### Work item
The entries must be restated exactly as written.

### Input data

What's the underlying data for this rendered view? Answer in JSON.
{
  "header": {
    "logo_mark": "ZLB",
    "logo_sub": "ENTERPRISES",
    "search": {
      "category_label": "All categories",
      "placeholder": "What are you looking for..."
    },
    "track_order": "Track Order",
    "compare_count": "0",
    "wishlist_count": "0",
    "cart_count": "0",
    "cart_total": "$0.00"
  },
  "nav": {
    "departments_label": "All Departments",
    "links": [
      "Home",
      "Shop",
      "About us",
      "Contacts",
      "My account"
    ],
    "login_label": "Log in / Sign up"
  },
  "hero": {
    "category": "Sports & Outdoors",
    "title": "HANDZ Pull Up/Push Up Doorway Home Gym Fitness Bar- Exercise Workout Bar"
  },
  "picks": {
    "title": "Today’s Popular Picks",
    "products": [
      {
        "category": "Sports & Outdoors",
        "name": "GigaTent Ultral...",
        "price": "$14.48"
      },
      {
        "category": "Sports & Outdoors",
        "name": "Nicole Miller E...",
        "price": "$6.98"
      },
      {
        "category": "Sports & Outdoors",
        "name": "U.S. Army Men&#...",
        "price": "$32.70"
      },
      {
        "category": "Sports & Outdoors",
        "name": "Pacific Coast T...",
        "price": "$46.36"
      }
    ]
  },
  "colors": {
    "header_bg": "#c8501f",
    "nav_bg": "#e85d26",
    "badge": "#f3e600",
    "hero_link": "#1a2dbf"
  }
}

### Output of the task
What's the underlying data for this rendered view? Answer in JSON.
{
  "header": {
    "logo_mark": "ZLB",
    "logo_sub": "ENTERPRISES",
    "search": {
      "category_label": "All categories",
      "placeholder": "What are you looking for..."
    },
    "track_order": "Track Order",
    "compare_count": "0",
    "wishlist_count": "0",
    "cart_count": "0",
    "cart_total": "$0.00"
  },
  "nav": {
    "departments_label": "All Departments",
    "links": [
      "Home",
      "Shop",
      "About us",
      "Contacts",
      "My account"
    ],
    "login_label": "Log in / Sign up"
  },
  "hero": {
    "category": "Sports & Outdoors",
    "title": "HANDZ Pull Up/Push Up Doorway Home Gym Fitness Bar- Exercise Workout Bar"
  },
  "picks": {
    "title": "Today’s Popular Picks",
    "products": [
      {
        "category": "Sports & Outdoors",
        "name": "GigaTent Ultral...",
        "price": "$14.48"
      },
      {
        "category": "Sports & Outdoors",
        "name": "Nicole Miller E...",
        "price": "$6.98"
      },
      {
        "category": "Sports & Outdoors",
        "name": "U.S. Army Men&#...",
        "price": "$32.70"
      },
      {
        "category": "Sports & Outdoors",
        "name": "Pacific Coast T...",
        "price": "$46.36"
      }
    ]
  },
  "colors": {
    "header_bg": "#c8501f",
    "nav_bg": "#e85d26",
    "badge": "#f3e600",
    "hero_link": "#1a2dbf"
  }
}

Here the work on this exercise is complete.